━━━ Provided information ━━━

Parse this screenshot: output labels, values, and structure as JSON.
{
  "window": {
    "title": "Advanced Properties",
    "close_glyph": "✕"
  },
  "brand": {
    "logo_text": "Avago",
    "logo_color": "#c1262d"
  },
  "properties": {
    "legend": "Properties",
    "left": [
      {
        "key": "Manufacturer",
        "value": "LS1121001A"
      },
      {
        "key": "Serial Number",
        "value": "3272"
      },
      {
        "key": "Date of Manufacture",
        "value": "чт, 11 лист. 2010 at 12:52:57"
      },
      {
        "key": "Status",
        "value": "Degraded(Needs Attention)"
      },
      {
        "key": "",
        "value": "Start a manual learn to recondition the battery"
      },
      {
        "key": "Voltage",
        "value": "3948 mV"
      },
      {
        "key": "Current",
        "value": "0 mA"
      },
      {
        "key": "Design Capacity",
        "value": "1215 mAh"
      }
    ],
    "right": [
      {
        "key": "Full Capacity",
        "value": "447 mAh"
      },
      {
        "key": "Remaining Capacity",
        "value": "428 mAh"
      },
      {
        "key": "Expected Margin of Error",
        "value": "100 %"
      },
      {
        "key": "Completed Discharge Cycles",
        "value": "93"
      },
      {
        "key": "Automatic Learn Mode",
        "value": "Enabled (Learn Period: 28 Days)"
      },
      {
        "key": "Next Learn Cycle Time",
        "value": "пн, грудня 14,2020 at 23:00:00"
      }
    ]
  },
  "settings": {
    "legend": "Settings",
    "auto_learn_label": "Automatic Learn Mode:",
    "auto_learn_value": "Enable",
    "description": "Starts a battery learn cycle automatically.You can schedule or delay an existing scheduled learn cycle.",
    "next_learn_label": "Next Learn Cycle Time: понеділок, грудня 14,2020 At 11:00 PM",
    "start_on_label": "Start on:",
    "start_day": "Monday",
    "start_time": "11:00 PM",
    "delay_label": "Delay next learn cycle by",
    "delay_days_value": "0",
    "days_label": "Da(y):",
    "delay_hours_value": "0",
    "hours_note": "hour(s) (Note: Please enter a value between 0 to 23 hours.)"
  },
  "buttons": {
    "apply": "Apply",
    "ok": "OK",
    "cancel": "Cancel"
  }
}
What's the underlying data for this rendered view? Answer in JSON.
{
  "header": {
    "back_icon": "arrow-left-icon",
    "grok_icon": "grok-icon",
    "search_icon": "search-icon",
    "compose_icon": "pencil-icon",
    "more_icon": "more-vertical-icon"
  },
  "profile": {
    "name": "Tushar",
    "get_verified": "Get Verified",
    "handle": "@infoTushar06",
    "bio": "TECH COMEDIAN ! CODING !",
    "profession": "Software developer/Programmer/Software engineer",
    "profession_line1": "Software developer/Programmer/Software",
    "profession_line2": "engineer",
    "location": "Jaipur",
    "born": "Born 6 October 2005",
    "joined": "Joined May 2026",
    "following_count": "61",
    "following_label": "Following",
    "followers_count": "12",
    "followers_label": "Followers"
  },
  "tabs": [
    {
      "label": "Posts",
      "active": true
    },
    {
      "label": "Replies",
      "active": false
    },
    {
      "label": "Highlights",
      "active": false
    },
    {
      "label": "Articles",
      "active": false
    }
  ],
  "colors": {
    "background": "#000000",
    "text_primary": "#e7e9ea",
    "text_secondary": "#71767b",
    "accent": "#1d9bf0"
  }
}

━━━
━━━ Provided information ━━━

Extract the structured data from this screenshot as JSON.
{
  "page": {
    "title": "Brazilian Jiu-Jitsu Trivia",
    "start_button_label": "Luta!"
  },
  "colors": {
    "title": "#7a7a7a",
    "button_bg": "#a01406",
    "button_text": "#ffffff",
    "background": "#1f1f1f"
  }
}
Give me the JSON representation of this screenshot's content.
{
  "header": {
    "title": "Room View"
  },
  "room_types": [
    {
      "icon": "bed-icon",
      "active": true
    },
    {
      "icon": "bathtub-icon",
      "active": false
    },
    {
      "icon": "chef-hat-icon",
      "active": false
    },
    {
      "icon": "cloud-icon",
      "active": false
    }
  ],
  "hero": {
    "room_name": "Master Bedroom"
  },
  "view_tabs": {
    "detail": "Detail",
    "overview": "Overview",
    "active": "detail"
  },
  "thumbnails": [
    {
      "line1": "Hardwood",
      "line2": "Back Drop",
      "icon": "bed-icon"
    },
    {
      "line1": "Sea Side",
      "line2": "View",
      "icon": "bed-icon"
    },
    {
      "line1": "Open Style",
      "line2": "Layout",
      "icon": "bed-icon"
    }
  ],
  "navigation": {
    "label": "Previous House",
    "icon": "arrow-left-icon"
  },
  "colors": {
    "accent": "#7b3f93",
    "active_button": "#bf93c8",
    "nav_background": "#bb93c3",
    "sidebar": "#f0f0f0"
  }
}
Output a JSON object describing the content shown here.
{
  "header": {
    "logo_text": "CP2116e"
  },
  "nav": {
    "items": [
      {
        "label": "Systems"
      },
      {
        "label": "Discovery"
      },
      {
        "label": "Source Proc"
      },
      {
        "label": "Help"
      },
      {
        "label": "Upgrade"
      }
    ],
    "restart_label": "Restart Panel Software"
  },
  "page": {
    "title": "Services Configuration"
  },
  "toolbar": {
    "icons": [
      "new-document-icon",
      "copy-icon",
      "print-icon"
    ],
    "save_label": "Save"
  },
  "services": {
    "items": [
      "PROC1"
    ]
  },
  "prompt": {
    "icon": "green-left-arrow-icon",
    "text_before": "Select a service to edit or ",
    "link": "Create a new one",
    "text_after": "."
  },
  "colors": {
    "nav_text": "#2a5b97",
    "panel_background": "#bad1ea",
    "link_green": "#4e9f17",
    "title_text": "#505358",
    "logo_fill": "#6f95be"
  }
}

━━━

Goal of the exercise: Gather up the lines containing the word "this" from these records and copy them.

Answer area:
Parse this screenshot: output labels, values, and structure as JSON.
What's the underlying data for this rendered view? Answer in JSON.
Extract the structured data from this screenshot as JSON.
Give me the JSON representation of this screenshot's content.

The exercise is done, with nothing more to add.